**Prompt:**
Using the entries below, copy out all lines where "charge" is found.

....

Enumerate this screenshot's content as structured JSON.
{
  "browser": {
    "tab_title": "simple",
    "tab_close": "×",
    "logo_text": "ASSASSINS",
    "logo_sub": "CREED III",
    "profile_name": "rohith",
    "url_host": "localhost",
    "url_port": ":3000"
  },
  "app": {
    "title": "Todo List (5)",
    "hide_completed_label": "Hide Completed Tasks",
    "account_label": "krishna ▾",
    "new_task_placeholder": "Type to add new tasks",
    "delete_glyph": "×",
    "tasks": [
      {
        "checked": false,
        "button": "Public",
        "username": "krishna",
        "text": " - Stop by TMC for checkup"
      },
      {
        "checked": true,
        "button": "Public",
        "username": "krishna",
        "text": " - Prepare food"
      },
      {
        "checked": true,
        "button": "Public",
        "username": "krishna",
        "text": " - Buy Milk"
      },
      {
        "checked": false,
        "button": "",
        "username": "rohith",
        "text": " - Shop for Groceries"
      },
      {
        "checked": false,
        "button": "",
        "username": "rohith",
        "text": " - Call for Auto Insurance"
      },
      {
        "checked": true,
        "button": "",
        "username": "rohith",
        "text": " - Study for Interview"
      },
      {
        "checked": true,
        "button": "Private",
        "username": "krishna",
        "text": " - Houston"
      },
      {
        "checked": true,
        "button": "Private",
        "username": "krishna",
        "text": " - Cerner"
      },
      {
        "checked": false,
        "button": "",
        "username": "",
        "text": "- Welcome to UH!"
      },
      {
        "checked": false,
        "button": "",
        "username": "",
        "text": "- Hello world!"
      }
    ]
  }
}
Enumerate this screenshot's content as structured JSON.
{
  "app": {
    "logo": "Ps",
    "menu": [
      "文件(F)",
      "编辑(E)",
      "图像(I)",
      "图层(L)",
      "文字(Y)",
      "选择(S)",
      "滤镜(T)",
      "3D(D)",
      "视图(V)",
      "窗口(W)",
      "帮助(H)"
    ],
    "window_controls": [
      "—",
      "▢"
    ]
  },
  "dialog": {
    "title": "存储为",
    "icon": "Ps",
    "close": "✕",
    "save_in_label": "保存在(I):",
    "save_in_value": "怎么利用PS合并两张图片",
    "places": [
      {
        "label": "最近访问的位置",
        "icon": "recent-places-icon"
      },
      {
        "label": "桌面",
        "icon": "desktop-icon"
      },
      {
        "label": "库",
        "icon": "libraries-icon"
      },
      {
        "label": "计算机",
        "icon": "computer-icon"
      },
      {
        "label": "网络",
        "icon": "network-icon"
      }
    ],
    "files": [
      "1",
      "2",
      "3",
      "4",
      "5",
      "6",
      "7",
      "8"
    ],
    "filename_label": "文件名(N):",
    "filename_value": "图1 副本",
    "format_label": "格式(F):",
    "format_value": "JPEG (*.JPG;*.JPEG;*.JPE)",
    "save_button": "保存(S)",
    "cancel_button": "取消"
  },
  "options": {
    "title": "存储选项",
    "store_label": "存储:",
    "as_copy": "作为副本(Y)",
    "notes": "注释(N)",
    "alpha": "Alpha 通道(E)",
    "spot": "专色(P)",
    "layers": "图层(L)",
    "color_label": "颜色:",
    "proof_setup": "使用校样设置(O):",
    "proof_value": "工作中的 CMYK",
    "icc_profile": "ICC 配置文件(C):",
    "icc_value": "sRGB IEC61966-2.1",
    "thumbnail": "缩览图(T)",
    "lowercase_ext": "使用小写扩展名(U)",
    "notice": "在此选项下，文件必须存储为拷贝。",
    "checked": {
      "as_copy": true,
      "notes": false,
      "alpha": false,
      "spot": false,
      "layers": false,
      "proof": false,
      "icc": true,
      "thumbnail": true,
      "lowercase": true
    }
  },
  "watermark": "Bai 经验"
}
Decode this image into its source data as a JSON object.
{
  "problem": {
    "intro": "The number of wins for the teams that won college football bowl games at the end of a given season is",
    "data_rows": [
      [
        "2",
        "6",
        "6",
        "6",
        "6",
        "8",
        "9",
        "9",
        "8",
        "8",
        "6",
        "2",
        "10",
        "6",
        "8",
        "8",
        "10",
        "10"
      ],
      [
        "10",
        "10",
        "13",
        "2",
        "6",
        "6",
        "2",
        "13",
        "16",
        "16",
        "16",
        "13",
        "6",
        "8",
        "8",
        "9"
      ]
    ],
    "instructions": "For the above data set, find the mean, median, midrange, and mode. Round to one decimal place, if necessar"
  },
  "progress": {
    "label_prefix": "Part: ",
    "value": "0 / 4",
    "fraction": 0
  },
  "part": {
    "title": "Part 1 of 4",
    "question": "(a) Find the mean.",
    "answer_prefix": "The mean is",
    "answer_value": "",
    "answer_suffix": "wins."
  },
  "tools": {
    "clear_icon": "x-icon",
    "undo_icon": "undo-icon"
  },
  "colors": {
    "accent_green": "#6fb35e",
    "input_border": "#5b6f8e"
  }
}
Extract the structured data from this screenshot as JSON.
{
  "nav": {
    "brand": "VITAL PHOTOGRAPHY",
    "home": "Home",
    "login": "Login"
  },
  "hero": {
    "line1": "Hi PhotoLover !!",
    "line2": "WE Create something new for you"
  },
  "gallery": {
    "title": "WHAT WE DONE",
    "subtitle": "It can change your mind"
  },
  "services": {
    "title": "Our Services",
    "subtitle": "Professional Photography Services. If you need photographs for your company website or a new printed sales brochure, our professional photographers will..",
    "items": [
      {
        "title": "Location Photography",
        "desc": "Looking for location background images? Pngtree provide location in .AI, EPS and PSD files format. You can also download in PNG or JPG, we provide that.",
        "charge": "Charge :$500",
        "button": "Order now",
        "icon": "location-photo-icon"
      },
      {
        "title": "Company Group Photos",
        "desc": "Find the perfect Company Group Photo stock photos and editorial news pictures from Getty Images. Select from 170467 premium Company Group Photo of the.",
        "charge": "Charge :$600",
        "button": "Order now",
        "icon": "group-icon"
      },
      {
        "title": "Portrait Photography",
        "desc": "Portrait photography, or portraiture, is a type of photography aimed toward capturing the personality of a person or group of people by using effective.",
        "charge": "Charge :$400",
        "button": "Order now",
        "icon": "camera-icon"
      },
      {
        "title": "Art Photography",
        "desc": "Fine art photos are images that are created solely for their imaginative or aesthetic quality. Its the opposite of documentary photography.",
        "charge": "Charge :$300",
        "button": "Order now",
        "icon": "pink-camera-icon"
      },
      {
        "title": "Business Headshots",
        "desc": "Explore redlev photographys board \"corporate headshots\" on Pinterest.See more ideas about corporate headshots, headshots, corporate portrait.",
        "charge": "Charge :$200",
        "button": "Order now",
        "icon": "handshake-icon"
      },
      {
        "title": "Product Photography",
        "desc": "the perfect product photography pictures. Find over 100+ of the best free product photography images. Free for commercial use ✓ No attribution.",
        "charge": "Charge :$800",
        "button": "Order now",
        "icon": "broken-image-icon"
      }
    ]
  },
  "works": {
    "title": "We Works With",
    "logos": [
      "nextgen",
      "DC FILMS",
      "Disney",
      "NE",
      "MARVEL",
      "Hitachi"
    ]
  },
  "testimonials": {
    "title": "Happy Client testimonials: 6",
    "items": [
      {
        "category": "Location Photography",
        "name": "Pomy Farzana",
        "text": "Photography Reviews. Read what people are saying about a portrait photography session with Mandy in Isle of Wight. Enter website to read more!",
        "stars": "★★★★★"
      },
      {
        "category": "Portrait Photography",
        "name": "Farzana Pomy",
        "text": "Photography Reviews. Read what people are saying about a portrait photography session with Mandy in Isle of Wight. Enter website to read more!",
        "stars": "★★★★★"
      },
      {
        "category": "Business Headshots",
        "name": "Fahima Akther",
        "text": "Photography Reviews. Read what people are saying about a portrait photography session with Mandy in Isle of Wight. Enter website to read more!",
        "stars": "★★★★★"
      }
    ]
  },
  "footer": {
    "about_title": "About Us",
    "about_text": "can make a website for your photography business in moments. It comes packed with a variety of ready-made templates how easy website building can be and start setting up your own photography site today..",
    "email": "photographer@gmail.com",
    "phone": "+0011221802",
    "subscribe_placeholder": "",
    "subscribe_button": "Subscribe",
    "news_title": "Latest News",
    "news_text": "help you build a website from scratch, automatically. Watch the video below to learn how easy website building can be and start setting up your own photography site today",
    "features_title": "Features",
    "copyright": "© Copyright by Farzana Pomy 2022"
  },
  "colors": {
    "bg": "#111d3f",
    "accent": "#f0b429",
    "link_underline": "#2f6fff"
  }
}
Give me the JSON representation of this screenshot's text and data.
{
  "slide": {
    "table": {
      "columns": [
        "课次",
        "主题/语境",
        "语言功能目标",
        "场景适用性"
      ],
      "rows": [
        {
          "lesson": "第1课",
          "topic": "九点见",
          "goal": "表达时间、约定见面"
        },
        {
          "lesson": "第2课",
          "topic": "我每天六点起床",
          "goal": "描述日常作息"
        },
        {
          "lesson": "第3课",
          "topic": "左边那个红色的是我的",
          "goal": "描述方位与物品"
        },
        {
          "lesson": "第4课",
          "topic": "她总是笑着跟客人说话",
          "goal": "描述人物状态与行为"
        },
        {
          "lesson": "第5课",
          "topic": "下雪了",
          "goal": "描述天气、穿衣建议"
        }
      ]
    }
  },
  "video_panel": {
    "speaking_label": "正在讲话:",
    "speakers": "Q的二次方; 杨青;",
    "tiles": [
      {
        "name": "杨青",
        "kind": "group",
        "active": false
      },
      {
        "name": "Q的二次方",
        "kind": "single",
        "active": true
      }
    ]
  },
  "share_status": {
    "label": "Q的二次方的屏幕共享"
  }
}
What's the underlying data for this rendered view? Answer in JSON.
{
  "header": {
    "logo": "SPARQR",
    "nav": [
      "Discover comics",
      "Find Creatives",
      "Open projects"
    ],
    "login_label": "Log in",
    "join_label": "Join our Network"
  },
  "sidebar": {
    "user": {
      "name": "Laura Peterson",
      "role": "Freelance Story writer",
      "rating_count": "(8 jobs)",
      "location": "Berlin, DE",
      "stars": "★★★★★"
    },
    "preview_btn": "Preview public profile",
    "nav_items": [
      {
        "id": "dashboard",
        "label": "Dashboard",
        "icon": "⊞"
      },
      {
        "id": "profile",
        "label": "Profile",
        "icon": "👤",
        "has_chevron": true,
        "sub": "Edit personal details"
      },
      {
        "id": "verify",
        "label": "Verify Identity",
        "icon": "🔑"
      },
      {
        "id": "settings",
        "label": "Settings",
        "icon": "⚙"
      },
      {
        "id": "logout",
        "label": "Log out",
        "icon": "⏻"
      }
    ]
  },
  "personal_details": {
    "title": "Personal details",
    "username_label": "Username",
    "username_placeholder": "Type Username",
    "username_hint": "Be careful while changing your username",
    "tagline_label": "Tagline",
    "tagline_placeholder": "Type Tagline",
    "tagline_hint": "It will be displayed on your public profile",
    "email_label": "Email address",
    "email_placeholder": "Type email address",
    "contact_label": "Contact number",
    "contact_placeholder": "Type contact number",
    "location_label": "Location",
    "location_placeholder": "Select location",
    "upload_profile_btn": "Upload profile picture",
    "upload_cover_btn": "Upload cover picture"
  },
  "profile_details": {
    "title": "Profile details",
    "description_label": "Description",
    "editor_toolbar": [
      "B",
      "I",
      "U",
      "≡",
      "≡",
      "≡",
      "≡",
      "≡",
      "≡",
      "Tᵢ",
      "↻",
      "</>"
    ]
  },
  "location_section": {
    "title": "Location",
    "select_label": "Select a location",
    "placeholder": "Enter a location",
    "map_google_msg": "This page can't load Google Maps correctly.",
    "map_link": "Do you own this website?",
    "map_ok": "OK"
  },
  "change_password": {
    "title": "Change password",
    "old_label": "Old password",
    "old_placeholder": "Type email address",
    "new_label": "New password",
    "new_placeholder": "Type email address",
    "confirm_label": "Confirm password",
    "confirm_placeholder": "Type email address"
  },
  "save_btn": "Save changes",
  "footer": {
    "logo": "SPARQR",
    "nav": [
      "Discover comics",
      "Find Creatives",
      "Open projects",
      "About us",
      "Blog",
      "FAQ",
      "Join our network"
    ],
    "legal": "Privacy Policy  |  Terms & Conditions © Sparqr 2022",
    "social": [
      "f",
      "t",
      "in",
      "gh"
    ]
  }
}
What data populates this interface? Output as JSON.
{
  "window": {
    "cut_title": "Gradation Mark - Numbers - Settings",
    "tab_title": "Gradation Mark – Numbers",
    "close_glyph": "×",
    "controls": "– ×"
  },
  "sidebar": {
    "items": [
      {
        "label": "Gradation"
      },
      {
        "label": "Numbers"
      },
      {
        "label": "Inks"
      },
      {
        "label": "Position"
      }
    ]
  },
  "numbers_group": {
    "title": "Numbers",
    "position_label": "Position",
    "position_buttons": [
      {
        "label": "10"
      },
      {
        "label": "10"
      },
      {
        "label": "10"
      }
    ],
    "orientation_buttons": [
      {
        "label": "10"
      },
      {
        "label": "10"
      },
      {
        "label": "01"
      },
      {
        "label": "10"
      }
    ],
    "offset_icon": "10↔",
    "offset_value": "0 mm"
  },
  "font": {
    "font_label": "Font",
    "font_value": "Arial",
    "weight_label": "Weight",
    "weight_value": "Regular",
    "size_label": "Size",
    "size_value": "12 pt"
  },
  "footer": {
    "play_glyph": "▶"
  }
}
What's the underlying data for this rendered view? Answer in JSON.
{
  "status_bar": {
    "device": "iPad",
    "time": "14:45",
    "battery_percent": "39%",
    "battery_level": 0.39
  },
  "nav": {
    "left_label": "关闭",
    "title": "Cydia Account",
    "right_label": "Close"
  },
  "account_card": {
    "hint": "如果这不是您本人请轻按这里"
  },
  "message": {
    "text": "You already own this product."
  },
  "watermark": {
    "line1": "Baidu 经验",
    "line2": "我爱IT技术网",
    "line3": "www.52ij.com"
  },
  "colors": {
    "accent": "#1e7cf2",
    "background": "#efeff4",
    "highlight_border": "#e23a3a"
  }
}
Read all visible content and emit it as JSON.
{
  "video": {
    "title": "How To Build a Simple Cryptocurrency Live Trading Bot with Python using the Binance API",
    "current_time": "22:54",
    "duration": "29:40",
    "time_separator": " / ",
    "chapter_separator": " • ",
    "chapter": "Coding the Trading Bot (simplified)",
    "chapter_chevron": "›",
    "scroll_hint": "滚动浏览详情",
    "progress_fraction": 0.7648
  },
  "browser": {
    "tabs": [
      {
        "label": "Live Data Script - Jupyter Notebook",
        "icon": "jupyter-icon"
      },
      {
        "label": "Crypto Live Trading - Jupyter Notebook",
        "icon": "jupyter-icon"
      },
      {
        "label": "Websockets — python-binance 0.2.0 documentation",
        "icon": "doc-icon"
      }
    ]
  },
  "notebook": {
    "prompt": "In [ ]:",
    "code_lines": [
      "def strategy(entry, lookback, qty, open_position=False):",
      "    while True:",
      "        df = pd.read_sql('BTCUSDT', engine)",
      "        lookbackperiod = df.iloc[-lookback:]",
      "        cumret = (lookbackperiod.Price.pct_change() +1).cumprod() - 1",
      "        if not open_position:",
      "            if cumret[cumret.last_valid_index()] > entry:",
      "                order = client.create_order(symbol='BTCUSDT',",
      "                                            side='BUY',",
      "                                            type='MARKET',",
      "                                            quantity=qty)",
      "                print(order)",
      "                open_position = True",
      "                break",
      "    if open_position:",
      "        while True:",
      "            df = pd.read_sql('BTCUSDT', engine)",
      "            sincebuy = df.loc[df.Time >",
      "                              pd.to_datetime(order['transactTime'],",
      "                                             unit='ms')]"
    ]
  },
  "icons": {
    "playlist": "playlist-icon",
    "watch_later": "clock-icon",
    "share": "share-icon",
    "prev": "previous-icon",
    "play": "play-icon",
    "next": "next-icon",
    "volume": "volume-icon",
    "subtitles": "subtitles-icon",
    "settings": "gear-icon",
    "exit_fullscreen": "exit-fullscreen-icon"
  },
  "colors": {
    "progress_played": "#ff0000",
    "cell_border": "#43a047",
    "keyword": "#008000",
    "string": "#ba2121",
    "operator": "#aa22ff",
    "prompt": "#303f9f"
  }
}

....

**Written solution:**
        "charge": "Charge :$500",
        "charge": "Charge :$600",
        "charge": "Charge :$400",
        "charge": "Charge :$300",
        "charge": "Charge :$200",
        "charge": "Charge :$800",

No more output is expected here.